Baklava on the New World Encyclopaedia.
Repast: Quarterly Publication of the Culinary Historians of Ann Arbor: Vol XXIV, #4, Fall 2008. Via Google Docs.
Baklava- Stefan’s Florilegium.
This song was composed by Şehzade Korkut, son of Sultân Bayezid-î Velî in the 16th century. This is a 17th century song called “Makam Uzzal Sakil Turna” by Dimitri Candemir. An album of his musical works was done by Jordi Savall and is available through Alia Vox. This song is called Nikriz Peşrev and was written in the 17th century. The band that did the song is called Saraband, and their work is available to see on Saraband’s website. Finally, some Janissary marching music, done by the band alias Mehter. Some Janissary music can be sampled here and here.
Iznik ceramics, so well known from the Ottoman Empire, came from the town of İznik (or Nicaea in Greek). The town developed earthenware pottery with underglaze decoration in the late 14th century, following the style laid out by Seljuq pottery. However, the style developed into quality fritware, with Chinese blue and white decorations under a clear lead glaze. Over time the styles became less formal and more flowing, including flowers such as chrysanthemums and tulips. Iznik pottery out of Iznik lasted to the mid 17th century but some copies are usually sold for tourists.This bottle base is an early style and dated to 1510C.E. It is 27.4cm high, a drop shape with a short foot, decorated with blue floral sprays and white lattice work. Sold by Christies for £121,250 ($185,998).This iznik jug is 24.5cm high, baluster shaped with single loop handle. Decorations are red flowers with blue saz leaves. Thought to be from 1560C.E. Sold by Christies for £30,000 ($46,020).This dish is thought to be from 1590C.E. It has a 30.9cm diametre, decorated with blue, red, green and black around a central floral medallion. It was sold by Christies for £15,000 ($23,010).This tankard is dated to 1610C.E. It is 20.2cm high, decorated with saz leaves and tulips. The handle has been restored, but this shape is very common. It was sold by Christies for £8,125 ($12,464).This iznik tile is dated to 1580 C.E. It is 25.3cm square, with decorations of a central floral medallion surrounded by scrolls of red and green, with black outline on a white background. Sold by Christies for £5,378 ($7,781). The Christies’ website has zoom function on almost all of the pictures.
Dating Ottoman Turkish Works in the Saz Style by Walter B. Denny. JStor article.
The Technology of Fifteenth Century Turkish Tiles: An Interim Statement on the Origins of the Iznik Industry by J. Henderson and J. Raby.
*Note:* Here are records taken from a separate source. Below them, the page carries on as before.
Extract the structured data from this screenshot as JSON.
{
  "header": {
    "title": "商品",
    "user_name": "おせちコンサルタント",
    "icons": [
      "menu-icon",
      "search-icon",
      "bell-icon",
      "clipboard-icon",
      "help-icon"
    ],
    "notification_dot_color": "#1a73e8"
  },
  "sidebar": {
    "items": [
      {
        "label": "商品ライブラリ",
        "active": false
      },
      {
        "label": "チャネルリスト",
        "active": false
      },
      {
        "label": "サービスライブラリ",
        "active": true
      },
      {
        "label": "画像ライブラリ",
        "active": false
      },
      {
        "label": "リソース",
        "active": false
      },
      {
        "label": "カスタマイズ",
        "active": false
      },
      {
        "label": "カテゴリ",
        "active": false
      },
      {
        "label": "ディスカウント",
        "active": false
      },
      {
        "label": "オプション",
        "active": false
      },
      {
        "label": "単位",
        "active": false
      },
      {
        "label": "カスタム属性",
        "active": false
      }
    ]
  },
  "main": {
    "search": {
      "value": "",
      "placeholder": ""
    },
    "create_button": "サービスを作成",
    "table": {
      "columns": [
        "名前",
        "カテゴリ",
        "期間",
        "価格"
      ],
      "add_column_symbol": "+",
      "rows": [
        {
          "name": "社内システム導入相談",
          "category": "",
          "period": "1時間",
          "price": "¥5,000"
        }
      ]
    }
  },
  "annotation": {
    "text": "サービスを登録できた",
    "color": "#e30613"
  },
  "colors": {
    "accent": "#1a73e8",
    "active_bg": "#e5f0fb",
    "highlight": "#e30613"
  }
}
JStor article.
From International Timurid to Ottoman: A Change of Taste in Sixteenth-Century Ceramic Tiles by Gülru Necipoğlu. JStor article.
A Group of Ottoman Pottery in the Godman Bequest by Michael Rogers. JStor article.
Ottoman Ceramics in European Contexts by Fi̇li̇z Yeni̇şehi̇rli̇oǧlu.
I would also recommend finding books on iznik pottery, as there are no books available to read through Google Books.